A proposal to install crosstown bike lanes on several Upper East Side streets has provoked an outcry from some residents who say the Department of Transportation plan neglected to account for already heavy traffic along the proposed routes.
Pronounced opposition to the plan was heard at a meeting of Community Board 8’s transportation committee earlier this month, with several residents calling DOT’s plan misguided and for more accountability from both cyclists and police regarding traffic laws.
Susan Siskind, who lives in the East 60s said the proposal — which would install painted lanes across 67th, 68th, 77th, 78th, 84th and 85th Streets from those thoroughfares’ near easternmost points to Fifth Avenue — “ignores reality.”
Speaking last week, she noted that, among other things on 67th street specifically, the M66 bus, which runs along 67th and 68th Streets, “won” the Pokey award last year for slowest bus, school buses park and drop-off at Julia Richmond between First and Second avenues, and Fox News trucks frequently double park between Second and Third Avenues. In addition, ambulances, and police and fire vehicles travel along several of those streets.
Michele Birnbaum, who sits on the transportation committee, called the DOT plan shortsighted.
“With the selection of these streets, it was evident that the DOT only took into consideration the needs of the cycling community, while completely disregarding the needs and opinions of the residents, institutions and businesses,” Birnbaum said last week.
A DOT spokeswoman said the agency is “reviewing the community’s concerns” before its next presentation to the board.
The spokeswoman, Bonny Tsang, noting that there is currently just one pair of crosstown routes, on 90th & 91st Streets, said DOT wants “to expand the bike network and close an existing gap in the network.”
“Implementing bike lanes calms traffic, makes it safer for cyclists and pedestrians to travel, and better organizes the roadway. The current proposal we presented would not remove any parking or any travel lanes,” she said.
Joe Enoch, who calls himself an avid cyclist, commuting daily from the Upper East Side to the Upper West side, said he is disappointed the proposal doesn’t include protected bike lanes, but he nevertheless called the painted lanes an enhancement.
“Painted bike lanes are an improvement: they legitimize bicyclists’ presence on the street, remind drivers to share the road and to be on the lookout and provide the NYPD greater authority to clear the lane so bicyclists can traverse safely without weaving between cars,” Enoch said.
But Betty Cooper Wallerstein, the president of the East 79th Street Neighborhood Association, suggested that before more bike lanes are installed, application and enforcement of traffic laws need strengthening.

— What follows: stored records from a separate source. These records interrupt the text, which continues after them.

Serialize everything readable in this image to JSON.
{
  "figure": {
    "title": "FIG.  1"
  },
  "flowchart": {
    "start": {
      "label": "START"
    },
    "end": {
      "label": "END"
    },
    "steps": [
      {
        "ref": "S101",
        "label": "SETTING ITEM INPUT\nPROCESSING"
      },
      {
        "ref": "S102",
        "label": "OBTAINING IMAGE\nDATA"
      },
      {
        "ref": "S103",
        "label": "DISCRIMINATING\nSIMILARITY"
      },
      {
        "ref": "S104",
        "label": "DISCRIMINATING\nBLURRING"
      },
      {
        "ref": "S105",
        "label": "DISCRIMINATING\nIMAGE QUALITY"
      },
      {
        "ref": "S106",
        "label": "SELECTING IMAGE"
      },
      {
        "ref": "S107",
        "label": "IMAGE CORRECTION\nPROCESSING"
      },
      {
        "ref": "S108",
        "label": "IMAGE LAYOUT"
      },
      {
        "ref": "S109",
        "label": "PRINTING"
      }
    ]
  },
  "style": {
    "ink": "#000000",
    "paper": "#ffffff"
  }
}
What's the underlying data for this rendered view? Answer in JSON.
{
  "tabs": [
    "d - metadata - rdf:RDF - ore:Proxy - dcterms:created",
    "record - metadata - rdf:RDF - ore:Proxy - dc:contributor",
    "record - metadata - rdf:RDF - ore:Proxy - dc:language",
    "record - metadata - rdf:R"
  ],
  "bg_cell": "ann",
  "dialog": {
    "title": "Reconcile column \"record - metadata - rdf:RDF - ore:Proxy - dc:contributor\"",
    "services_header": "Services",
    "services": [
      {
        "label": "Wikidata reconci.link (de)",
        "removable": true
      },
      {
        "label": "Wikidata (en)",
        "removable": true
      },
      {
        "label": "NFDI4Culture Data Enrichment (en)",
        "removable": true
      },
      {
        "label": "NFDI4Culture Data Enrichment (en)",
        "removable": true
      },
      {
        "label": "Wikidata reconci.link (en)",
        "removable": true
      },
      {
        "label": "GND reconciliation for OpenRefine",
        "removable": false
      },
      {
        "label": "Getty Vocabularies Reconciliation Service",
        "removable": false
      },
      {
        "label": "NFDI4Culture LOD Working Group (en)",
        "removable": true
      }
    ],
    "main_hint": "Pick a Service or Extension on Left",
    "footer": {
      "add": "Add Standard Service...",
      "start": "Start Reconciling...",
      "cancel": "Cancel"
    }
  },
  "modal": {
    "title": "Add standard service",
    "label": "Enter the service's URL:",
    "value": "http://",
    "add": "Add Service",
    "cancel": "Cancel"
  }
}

“There should not be one more bike lane, dedicated or painted, until all cyclists, and drivers for that matter, are obeying all the rules of the road. The people who are not being considered are the pedestrians,” she said.
Birnbaum, like Wallerstein, wants to see more enforcement of traffic laws when they are flouted by bicyclists, and has long advocated for their licensing. “If they are part of traffic, and we are getting more of them, then they need to be held accountable, responsible and liable just as any other road vehicle is,” Birnbaum said. “Any cyclist that wants to use a city street needs to be licensed and have a license plate on his bike. A licensed biker will more likely obey the rules of the road.”
This latest skirmish for safe streets, and how they should happen, will continue March 2, when CB8’s transportation committee next takes up the matter.